itself, but is related to other discourses by way of inter-discursivity. It is also perpetually
differentiating toward each other in time:

 Argument
 Narration
 Description
 Exposition

F. Semantics

Is the study of meaning in language. The term is taken from the Greek word ‘seme’,
meaning sign. Semantics is the function of signs in language. This understanding of
meaning corresponds to German Philosopher Ludwig Wittgenstein’s definition. The term
semantics was only invented in the 19th century, but the subject of meaning has
interested philosophers for thousands of years. The Greek philosophers were the first
people known to have debated the nature of meaning. They held two opposing views on
the subject.

Example:
1. A toy block could be called a block, a cube, a toy.
2. A child could be called a child, kid, boy, girl, son, daughter.

Since meaning in language in language is so complex, there are actually different


theories used within semantics such as formal semantics, lexical semantics, and
conceptual semantics.
 Formal Semantics – Uses techniques from math, philosophy, and logic to
analyze the broader relationship between language and reality, truth, and
possibility.
 Lexical Semantics – Deconstruct words and phrases within a line of text to
understand the meaning in terms of context.
 Conceptual Semantics – Deals with the most basic concept and form of a word
before our thoughts and feelings added context to it.

G. Pragmatics

Is a subfield of linguistics and semiotics that studies the ways in which context
contributes to meaning.
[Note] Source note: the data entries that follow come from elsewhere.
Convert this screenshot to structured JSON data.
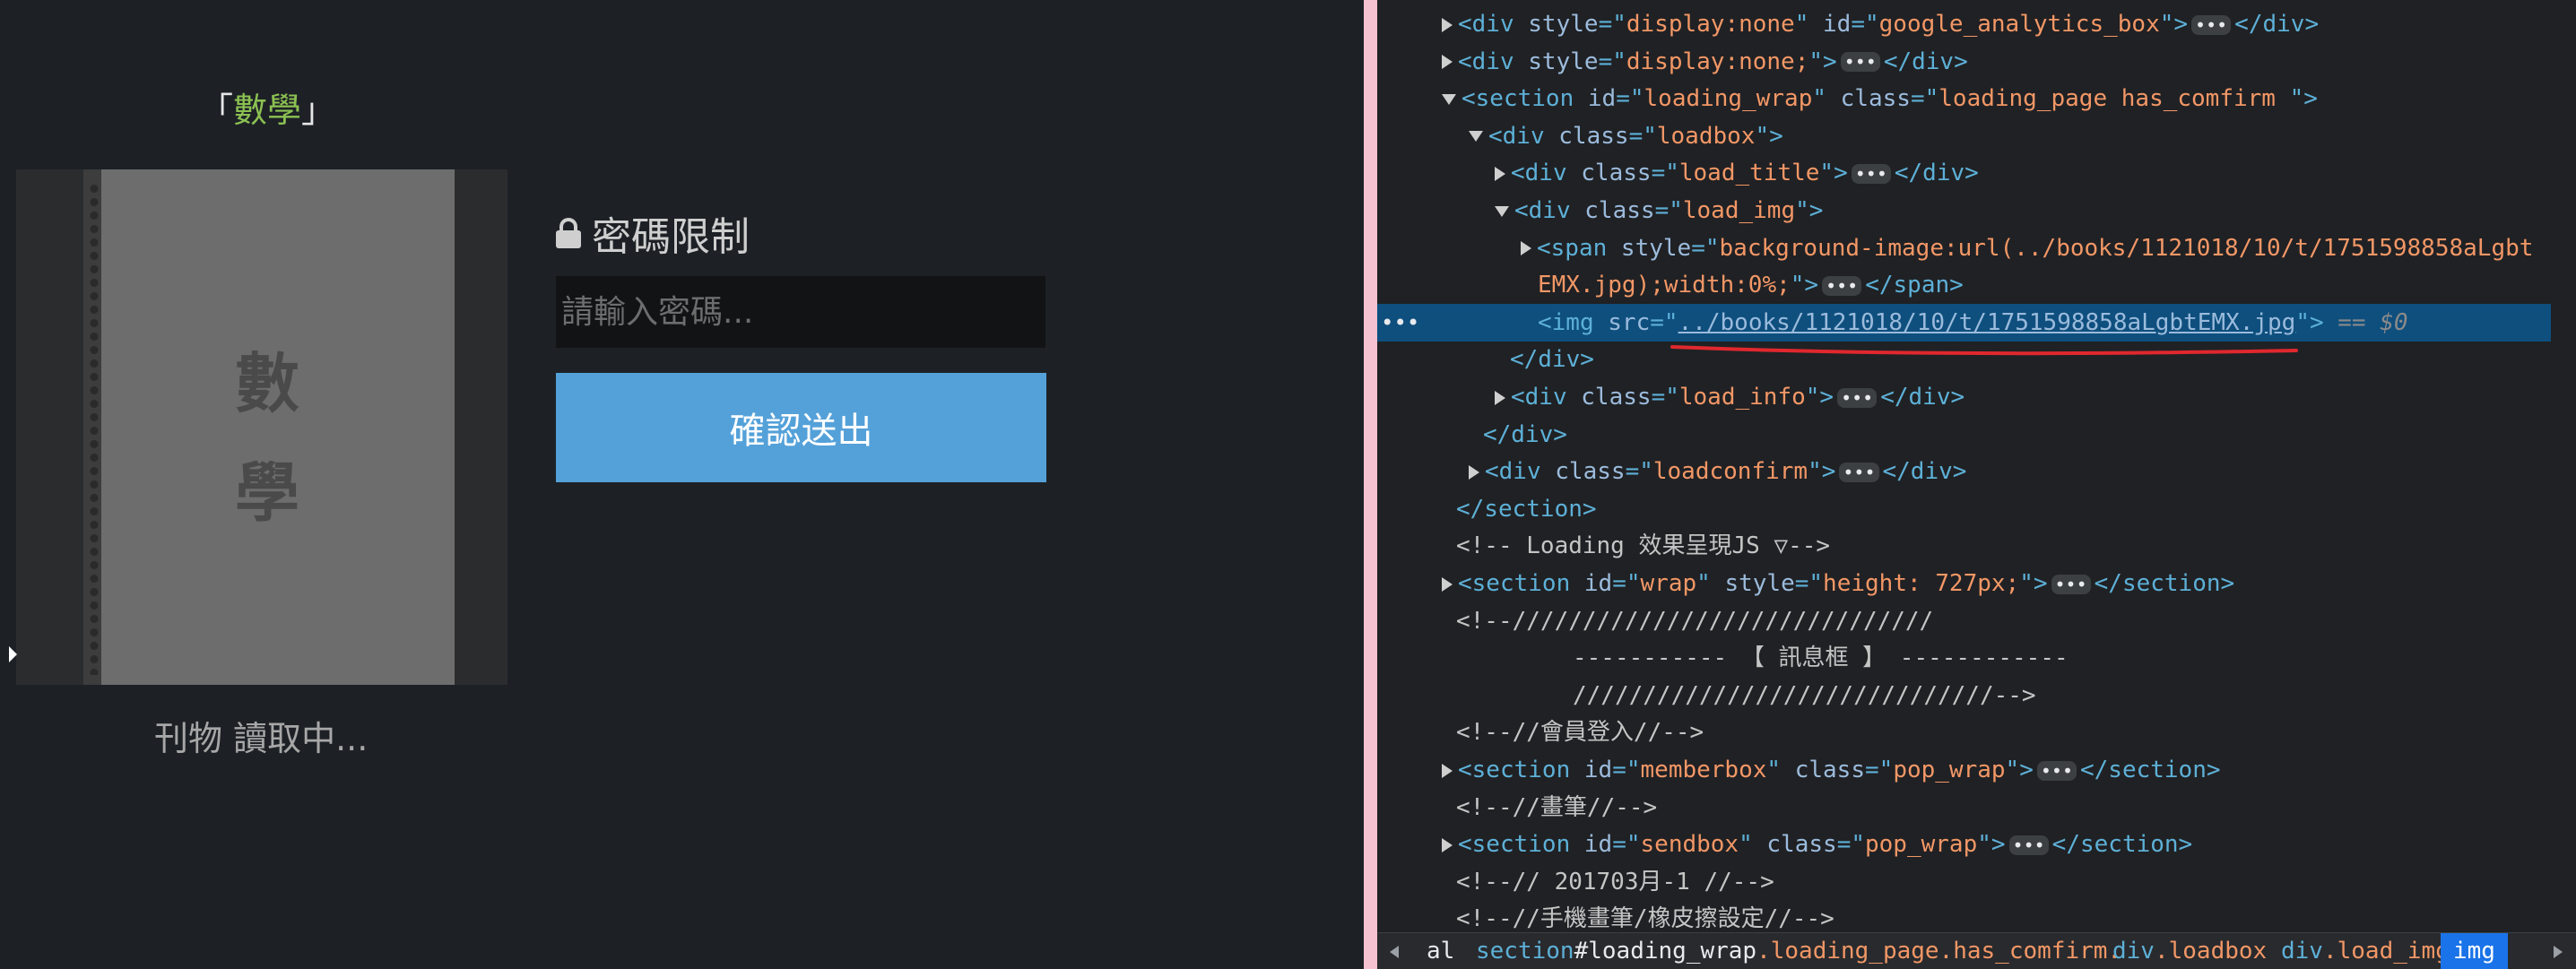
{
  "left_page": {
    "book_title": "數學",
    "bracket_open": "「",
    "bracket_close": "」",
    "cover_chars": [
      "數",
      "學"
    ],
    "loading_text": "刊物 讀取中...",
    "password_title": "密碼限制",
    "password_placeholder": "請輸入密碼...",
    "submit_label": "確認送出"
  },
  "devtools": {
    "lines": [
      {
        "segments": [
          [
            "tag",
            "<div "
          ],
          [
            "an",
            "style"
          ],
          [
            "tag",
            "=\""
          ],
          [
            "av",
            "display:none"
          ],
          [
            "tag",
            "\" "
          ],
          [
            "an",
            "id"
          ],
          [
            "tag",
            "=\""
          ],
          [
            "av",
            "google_analytics_box"
          ],
          [
            "tag",
            "\">"
          ],
          [
            "ell",
            "•••"
          ],
          [
            "tag",
            "</div>"
          ]
        ]
      },
      {
        "segments": [
          [
            "tag",
            "<div "
          ],
          [
            "an",
            "style"
          ],
          [
            "tag",
            "=\""
          ],
          [
            "av",
            "display:none;"
          ],
          [
            "tag",
            "\">"
          ],
          [
            "ell",
            "•••"
          ],
          [
            "tag",
            "</div>"
          ]
        ]
      },
      {
        "segments": [
          [
            "tag",
            "<section "
          ],
          [
            "an",
            "id"
          ],
          [
            "tag",
            "=\""
          ],
          [
            "av",
            "loading_wrap"
          ],
          [
            "tag",
            "\" "
          ],
          [
            "an",
            "class"
          ],
          [
            "tag",
            "=\""
          ],
          [
            "av",
            "loading_page has_comfirm "
          ],
          [
            "tag",
            "\">"
          ]
        ]
      },
      {
        "segments": [
          [
            "tag",
            "<div "
          ],
          [
            "an",
            "class"
          ],
          [
            "tag",
            "=\""
          ],
          [
            "av",
            "loadbox"
          ],
          [
            "tag",
            "\">"
          ]
        ]
      },
      {
        "segments": [
          [
            "tag",
            "<div "
          ],
          [
            "an",
            "class"
          ],
          [
            "tag",
            "=\""
          ],
          [
            "av",
            "load_title"
          ],
          [
            "tag",
            "\">"
          ],
          [
            "ell",
            "•••"
          ],
          [
            "tag",
            "</div>"
          ]
        ]
      },
      {
        "segments": [
          [
            "tag",
            "<div "
          ],
          [
            "an",
            "class"
          ],
          [
            "tag",
            "=\""
          ],
          [
            "av",
            "load_img"
          ],
          [
            "tag",
            "\">"
          ]
        ]
      },
      {
        "segments": [
          [
            "tag",
            "<span "
          ],
          [
            "an",
            "style"
          ],
          [
            "tag",
            "=\""
          ],
          [
            "av",
            "background-image:url(../books/1121018/10/t/1751598858aLgbt"
          ]
        ]
      },
      {
        "segments": [
          [
            "av",
            "EMX.jpg);width:0%;"
          ],
          [
            "tag",
            "\">"
          ],
          [
            "ell",
            "•••"
          ],
          [
            "tag",
            "</span>"
          ]
        ]
      },
      {
        "segments": [
          [
            "tag",
            "<img "
          ],
          [
            "an",
            "src"
          ],
          [
            "tag",
            "=\""
          ],
          [
            "url",
            "../books/1121018/10/t/1751598858aLgbtEMX.jpg"
          ],
          [
            "tag",
            "\">"
          ],
          [
            "dim",
            " == $0"
          ]
        ]
      },
      {
        "segments": [
          [
            "tag",
            "</div>"
          ]
        ]
      },
      {
        "segments": [
          [
            "tag",
            "<div "
          ],
          [
            "an",
            "class"
          ],
          [
            "tag",
            "=\""
          ],
          [
            "av",
            "load_info"
          ],
          [
            "tag",
            "\">"
          ],
          [
            "ell",
            "•••"
          ],
          [
            "tag",
            "</div>"
          ]
        ]
      },
      {
        "segments": [
          [
            "tag",
            "</div>"
          ]
        ]
      },
      {
        "segments": [
          [
            "tag",
            "<div "
          ],
          [
            "an",
            "class"
          ],
          [
            "tag",
            "=\""
          ],
          [
            "av",
            "loadconfirm"
          ],
          [
            "tag",
            "\">"
          ],
          [
            "ell",
            "•••"
          ],
          [
            "tag",
            "</div>"
          ]
        ]
      },
      {
        "segments": [
          [
            "tag",
            "</section>"
          ]
        ]
      },
      {
        "segments": [
          [
            "cm",
            "<!-- Loading 效果呈現JS ▽-->"
          ]
        ]
      },
      {
        "segments": [
          [
            "tag",
            "<section "
          ],
          [
            "an",
            "id"
          ],
          [
            "tag",
            "=\""
          ],
          [
            "av",
            "wrap"
          ],
          [
            "tag",
            "\" "
          ],
          [
            "an",
            "style"
          ],
          [
            "tag",
            "=\""
          ],
          [
            "av",
            "height: 727px;"
          ],
          [
            "tag",
            "\">"
          ],
          [
            "ell",
            "•••"
          ],
          [
            "tag",
            "</section>"
          ]
        ]
      },
      {
        "segments": [
          [
            "cm",
            "<!--//////////////////////////////"
          ]
        ]
      },
      {
        "segments": [
          [
            "cm",
            "----------- 【  訊息框 】 ------------"
          ]
        ]
      },
      {
        "segments": [
          [
            "cm",
            "//////////////////////////////-->"
          ]
        ]
      },
      {
        "segments": [
          [
            "cm",
            "<!--//會員登入//-->"
          ]
        ]
      },
      {
        "segments": [
          [
            "tag",
            "<section "
          ],
          [
            "an",
            "id"
          ],
          [
            "tag",
            "=\""
          ],
          [
            "av",
            "memberbox"
          ],
          [
            "tag",
            "\" "
          ],
          [
            "an",
            "class"
          ],
          [
            "tag",
            "=\""
          ],
          [
            "av",
            "pop_wrap"
          ],
          [
            "tag",
            "\">"
          ],
          [
            "ell",
            "•••"
          ],
          [
            "tag",
            "</section>"
          ]
        ]
      },
      {
        "segments": [
          [
            "cm",
            "<!--//畫筆//-->"
          ]
        ]
      },
      {
        "segments": [
          [
            "tag",
            "<section "
          ],
          [
            "an",
            "id"
          ],
          [
            "tag",
            "=\""
          ],
          [
            "av",
            "sendbox"
          ],
          [
            "tag",
            "\" "
          ],
          [
            "an",
            "class"
          ],
          [
            "tag",
            "=\""
          ],
          [
            "av",
            "pop_wrap"
          ],
          [
            "tag",
            "\">"
          ],
          [
            "ell",
            "•••"
          ],
          [
            "tag",
            "</section>"
          ]
        ]
      },
      {
        "segments": [
          [
            "cm",
            "<!--// 201703月-1 //-->"
          ]
        ]
      },
      {
        "segments": [
          [
            "cm",
            "<!--//手機畫筆/橡皮擦設定//-->"
          ]
        ]
      }
    ],
    "breadcrumbs": [
      [
        [
          "plain",
          "al"
        ]
      ],
      [
        [
          "el",
          "section"
        ],
        [
          "plain",
          "#loading_wrap"
        ],
        [
          "cls",
          ".loading_page.has_comfirm."
        ]
      ],
      [
        [
          "el",
          "div"
        ],
        [
          "cls",
          ".loadbox"
        ]
      ],
      [
        [
          "el",
          "div"
        ],
        [
          "cls",
          ".load_img"
        ]
      ],
      [
        [
          "el",
          "img"
        ]
      ]
    ],
    "selected_dots": "•••"
  }
}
It encompasses speech act theory, conversational implicative,
talk in interaction and other approaches to language behavior in philosophy, sociology,
linguistics and anthropology.

Pragmatics is the study of how context affects meaning, there are two types of context:
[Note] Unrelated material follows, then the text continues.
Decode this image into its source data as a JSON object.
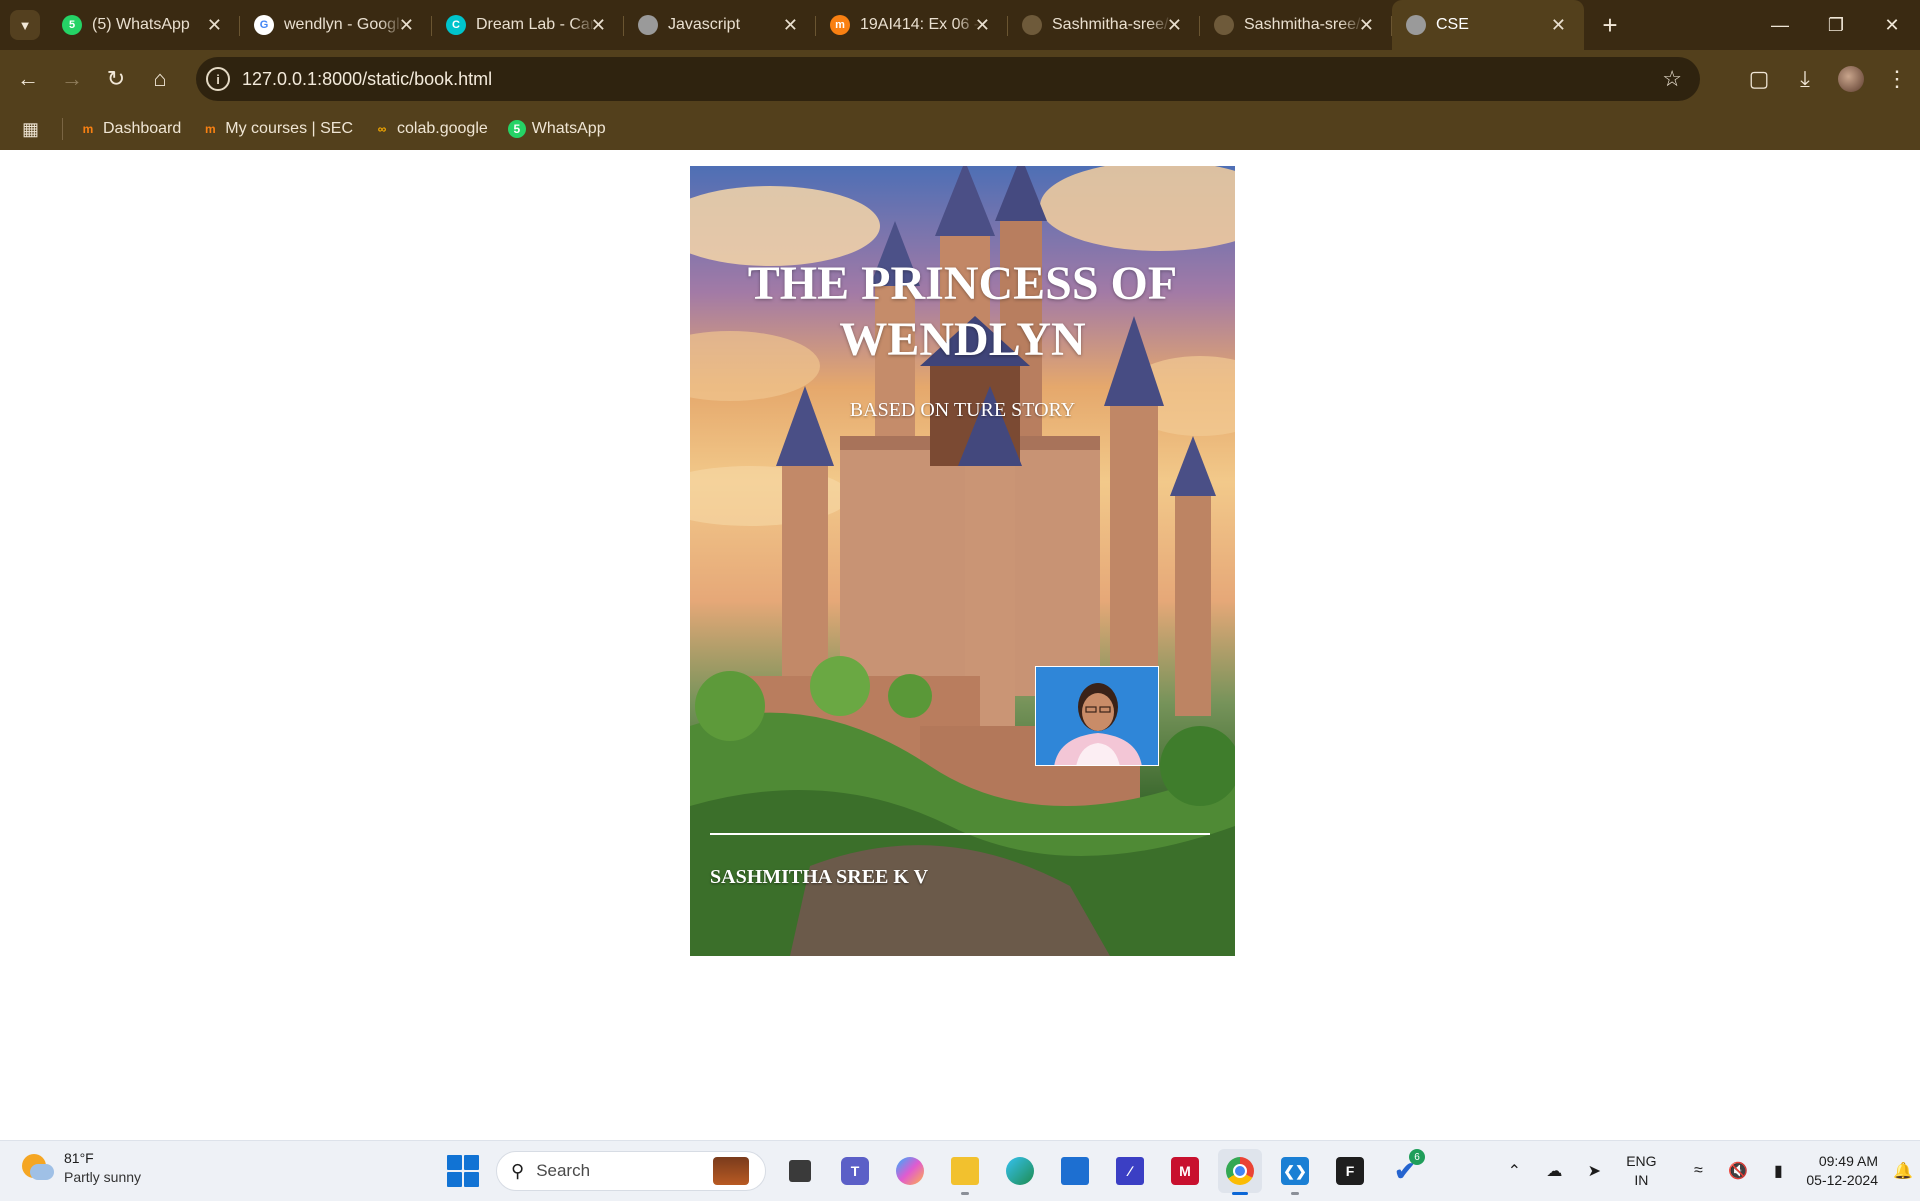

 Physical Context – it is where the sign is located.


 Linguistic Context – such as preceding sentences in a passage.

FOUR DIMENSION OF PRAGMATICS

1. Someone: May i have a glass of water?

Meaning: He/she is thirsty

2. First Person: Hi, how are you?

Second Person: ugh! What a lovely wheather today.

3. Someone: Can you please close the window.

Invisible meaning: It's either she's freezing or its too noisy outside.

4. Someone: "Take this" (Physical closeness)

The speaker and listener's relationship, its either they're friends, officemate, stranger etc. (Social
closeness)